In this pay-as-you-go program, payments to the 43 million retired workers collecting Social Security today are funded by a 12.4% payroll tax on current workers.

In the past, the number of workers exceeded the number of people collecting Social Security benefits, so Social Security was running a surplus. However, a surge in retirees caused by aging baby boomers has led to Social Security payments outstripping payroll tax revenue since 2010.

Fortunately, the extra money collected by Social Security during the surplus years was set aside in a trust fund, and until this year, the interest earned on investments held in that fund has closed the gap between the program's income and spending.

Unfortunately, interest income alone isn't going to make up for the shortfall from here on out. By 2030, every baby boomer will be over age 65, and by 2035, there will be more seniors than children for the first time in America's history. A surge in seniors means Social Security will have to start tapping the principal in its trust fund next year, and by 2034, the trust fund will be entirely wiped out.
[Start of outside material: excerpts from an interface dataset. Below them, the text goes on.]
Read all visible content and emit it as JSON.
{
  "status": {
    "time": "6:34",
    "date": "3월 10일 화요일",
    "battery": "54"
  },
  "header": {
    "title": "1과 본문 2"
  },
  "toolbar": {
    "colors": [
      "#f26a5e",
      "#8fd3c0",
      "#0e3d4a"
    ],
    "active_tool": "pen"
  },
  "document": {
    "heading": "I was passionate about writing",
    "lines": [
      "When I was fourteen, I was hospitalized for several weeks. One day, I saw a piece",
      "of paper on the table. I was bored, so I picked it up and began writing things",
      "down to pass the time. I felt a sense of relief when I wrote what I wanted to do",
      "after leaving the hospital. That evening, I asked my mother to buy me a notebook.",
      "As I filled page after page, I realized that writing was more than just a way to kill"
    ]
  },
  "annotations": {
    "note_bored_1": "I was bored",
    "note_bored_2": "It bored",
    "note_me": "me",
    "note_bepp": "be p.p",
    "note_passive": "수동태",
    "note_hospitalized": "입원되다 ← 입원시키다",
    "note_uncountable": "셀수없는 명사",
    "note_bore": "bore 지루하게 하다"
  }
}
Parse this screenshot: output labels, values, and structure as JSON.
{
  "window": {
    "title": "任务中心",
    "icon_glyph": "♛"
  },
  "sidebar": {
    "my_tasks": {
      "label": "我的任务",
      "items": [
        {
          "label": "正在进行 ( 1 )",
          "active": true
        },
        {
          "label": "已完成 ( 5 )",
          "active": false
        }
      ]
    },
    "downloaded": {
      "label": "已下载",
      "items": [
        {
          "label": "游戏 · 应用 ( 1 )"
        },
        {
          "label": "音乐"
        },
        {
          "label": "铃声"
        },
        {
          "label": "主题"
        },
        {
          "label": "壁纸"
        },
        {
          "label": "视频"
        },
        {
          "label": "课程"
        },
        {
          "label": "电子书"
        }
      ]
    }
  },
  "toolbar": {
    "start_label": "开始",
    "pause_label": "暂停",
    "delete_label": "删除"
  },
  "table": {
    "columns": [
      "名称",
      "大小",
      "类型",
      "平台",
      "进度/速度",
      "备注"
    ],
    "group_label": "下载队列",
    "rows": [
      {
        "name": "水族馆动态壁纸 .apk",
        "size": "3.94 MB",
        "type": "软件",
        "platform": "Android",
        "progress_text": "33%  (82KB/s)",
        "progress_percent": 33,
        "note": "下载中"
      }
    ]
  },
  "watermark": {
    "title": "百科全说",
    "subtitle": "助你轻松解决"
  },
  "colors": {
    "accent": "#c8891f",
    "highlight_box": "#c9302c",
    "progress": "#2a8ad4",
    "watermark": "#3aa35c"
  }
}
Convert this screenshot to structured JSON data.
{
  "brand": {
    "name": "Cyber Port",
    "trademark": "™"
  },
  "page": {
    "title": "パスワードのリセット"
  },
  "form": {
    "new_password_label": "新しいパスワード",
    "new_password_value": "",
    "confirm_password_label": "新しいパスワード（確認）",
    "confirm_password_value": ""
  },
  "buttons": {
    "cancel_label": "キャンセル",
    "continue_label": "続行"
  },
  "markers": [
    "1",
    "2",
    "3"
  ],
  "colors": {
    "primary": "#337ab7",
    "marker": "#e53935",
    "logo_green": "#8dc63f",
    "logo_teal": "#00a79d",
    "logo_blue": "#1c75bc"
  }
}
The inability to meet its obligations once the trust fund is empty won't bankrupt the program, but it will force a severe 25% cut across the board to all recipients' benefits.

A balance scale with a clock on one side and a dollar sign on the other side.


Running out of time

This year isn't the first time that Social Security's spending has outstripped its revenue and threatened its future. It also happened in 1982. 

The last time around, Congress made important changes in 1983 to put Social Security back on solid financial ground, including increasing payroll taxes, raising the full retirement age, and subjecting some Social Security to federal income taxes when a retiree's income is above specific levels.

The difference this time is that there doesn't appear to be enough willpower in Washington, D.C., to solve the crisis sooner rather than later. A slate of changes similar to those enacted in 1983 has been suggested, but nobody has put forth a bill with those changes yet. That's a shame, because the sooner Congress acts, the less onerous any fixes will have to be.


The Motley Fool has a disclosure policy.

Invest Smarter with The Motley Fool

Join Over 1 Million Premium Members Receiving…

  • New Stock Picks Each Month
  • Detailed Analysis of Companies
  • Model Portfolios
  • Live Streaming During Market Hours
  • And Much More
Get Started Now

Related Articles

Motley Fool Returns

Motley Fool Stock Advisor

Market-beating stocks from our award-winning analyst team.

Stock Advisor Returns
S&P 500 Returns

Calculated by average return of all stock recommendations since inception of the Stock Advisor service in February of 2002. Returns as of 10/03/2022.

Discounted offers are only available to new members. Stock Advisor list price is $199 per year.

Premium Investing Services

Invest better with The Motley Fool. Get stock recommendations, portfolio guidance, and more from The Motley Fool's premium services.